AD: First and foremost, you have to understand the issues at the root of this mistrust. Look at the Tuskegee experiments as one example. We are working with patient and advocacy groups to understand better the driving forces leading patients to form these opinions and ensure we are doing everything we can to address that and build trust.
One of the things we enacted in our COVID trials was a more intentional use of imagery in our recruiting campaigns. Not only were racially and ethnically diverse individuals seeing patients like themselves in our clinical trial education materials, but we were also engaging with community clinics and urgent care locations to help provide educational materials where underrepresented patient populations seek treatment and information. Presenting educational and factual information in the appropriate settings helps build the trust required to combat misinformation about clinical trials.
MA: Why is diversity important in clinical trials?
AD: We know that people respond differently to medicines based on sex, race, ethnicity, and other factors, so including diverse representation in our trials ensures we’re making medicines that will be as effective as possible for all patients that need them. And that’s been our goal, not just recently, but for more than a decade with the work we’ve done to increase diversity within our trials.
MA: There’s been a lot of recent change and polarization in the country, spurring many new social justice initiatives. Is Lilly in any way involved? Or what are your thoughts on Lilly’s involvement with these new social justice initiatives?
AD: Racial and ethnic inequalities in the US and many other countries are enduring issues that impact us all. Lilly certainly has a responsibility as a significant employer to take action on issues that affect our employees, business, and communities. In 2020, Lilly launched a racial justice initiative that focused on existing and new diversity work within Lilly and our communities. This is a multi-pronged approach. It includes expanding diversity in Lilly’s clinical trial programs, which I’m helping to lead company-wide, joining forces with other major companies to hire, train and advance African-Americans into 1 million family-sustaining jobs through our partnership with the OneTen coalition, doubling our spend with diverse suppliers and building and strengthening our existing community and national partnerships to help drive social change.

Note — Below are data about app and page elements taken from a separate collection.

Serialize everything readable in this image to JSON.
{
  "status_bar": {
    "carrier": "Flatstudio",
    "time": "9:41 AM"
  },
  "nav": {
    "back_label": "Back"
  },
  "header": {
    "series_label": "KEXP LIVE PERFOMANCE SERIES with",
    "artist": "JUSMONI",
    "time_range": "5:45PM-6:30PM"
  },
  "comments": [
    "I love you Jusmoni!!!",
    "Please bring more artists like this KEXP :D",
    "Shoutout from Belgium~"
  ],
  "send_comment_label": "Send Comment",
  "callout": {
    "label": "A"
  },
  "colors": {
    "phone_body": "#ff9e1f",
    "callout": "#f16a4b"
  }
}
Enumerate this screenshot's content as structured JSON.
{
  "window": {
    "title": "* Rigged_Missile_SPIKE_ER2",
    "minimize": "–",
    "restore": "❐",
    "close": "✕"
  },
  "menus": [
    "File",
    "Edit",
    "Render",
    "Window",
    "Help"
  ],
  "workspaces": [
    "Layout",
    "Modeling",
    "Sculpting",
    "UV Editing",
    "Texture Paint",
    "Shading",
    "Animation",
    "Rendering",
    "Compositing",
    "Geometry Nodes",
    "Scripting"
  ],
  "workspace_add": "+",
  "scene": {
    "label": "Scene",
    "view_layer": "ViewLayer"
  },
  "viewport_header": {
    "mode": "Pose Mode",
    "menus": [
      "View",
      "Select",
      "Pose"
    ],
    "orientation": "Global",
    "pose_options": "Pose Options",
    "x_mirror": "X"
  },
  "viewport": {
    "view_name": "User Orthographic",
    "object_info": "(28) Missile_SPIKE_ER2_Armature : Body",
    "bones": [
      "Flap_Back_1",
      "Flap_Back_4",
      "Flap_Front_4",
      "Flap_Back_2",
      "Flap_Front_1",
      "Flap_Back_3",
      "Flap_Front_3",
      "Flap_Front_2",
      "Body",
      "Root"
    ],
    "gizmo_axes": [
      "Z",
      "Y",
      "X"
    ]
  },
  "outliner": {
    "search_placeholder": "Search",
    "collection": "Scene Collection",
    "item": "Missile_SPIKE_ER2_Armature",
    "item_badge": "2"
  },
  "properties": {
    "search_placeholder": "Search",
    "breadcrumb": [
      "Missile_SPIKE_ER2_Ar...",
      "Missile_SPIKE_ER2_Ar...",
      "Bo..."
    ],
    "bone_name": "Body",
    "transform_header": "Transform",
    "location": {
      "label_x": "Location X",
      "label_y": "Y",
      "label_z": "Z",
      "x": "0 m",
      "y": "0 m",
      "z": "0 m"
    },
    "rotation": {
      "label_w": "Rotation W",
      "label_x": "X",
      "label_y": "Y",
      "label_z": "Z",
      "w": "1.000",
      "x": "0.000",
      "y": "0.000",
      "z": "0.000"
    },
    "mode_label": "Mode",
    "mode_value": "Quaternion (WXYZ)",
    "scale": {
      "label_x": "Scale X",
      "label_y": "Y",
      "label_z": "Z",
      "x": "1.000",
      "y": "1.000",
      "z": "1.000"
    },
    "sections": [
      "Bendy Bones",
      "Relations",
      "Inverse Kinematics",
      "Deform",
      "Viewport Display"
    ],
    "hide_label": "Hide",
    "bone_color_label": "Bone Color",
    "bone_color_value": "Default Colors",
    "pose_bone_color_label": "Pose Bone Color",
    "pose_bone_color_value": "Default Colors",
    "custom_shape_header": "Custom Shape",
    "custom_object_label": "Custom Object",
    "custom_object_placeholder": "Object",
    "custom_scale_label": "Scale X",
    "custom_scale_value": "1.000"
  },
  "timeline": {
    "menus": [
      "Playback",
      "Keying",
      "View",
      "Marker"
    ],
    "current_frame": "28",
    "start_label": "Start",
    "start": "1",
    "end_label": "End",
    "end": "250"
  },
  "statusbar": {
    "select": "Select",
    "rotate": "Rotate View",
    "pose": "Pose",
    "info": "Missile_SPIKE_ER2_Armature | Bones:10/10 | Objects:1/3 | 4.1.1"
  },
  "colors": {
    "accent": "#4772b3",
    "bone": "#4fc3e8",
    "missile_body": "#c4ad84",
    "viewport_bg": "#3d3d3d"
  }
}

MA: You’ve been with Lily for over 20 years; how has your journey and perspective of the clinical trials industry changed regarding diversity?
AD: I’ve worked in many roles, some that have been closer to clinical trials and some in other areas of project/portfolio management and integrated drug development. For over a decade, Lilly has focused on improving clinical trials’ diversity, but there’s more work to be done. I think the COVID pandemic, along with just looking at our data, has shown us that we weren’t where we needed to be despite our best efforts.
In the work I do now, I lead individuals that manage the development and execution of our Oncology clinical trials, so I get to personally see the direct impact that collaborating with some of these external patient and advocacy groups has on our Oncology work. It’s exciting that there’s even more momentum within the advocacy space, the regulatory space, and across pharma. COVID made us all a little bit more creative in how we implemented our clinical trials, like the push for more decentralization which could help enhance trial diversity. I’m looking forward to the progress we will make over the next few years, and I think you’re going to notice significant improvement across the industry.
Moe Alsumidaie, MBA, MSF, is a thought leader and expert in the application of business analytics toward clinical trials, and Editorial Advisory Board member for and regular contributor to Applied Clinical Trials.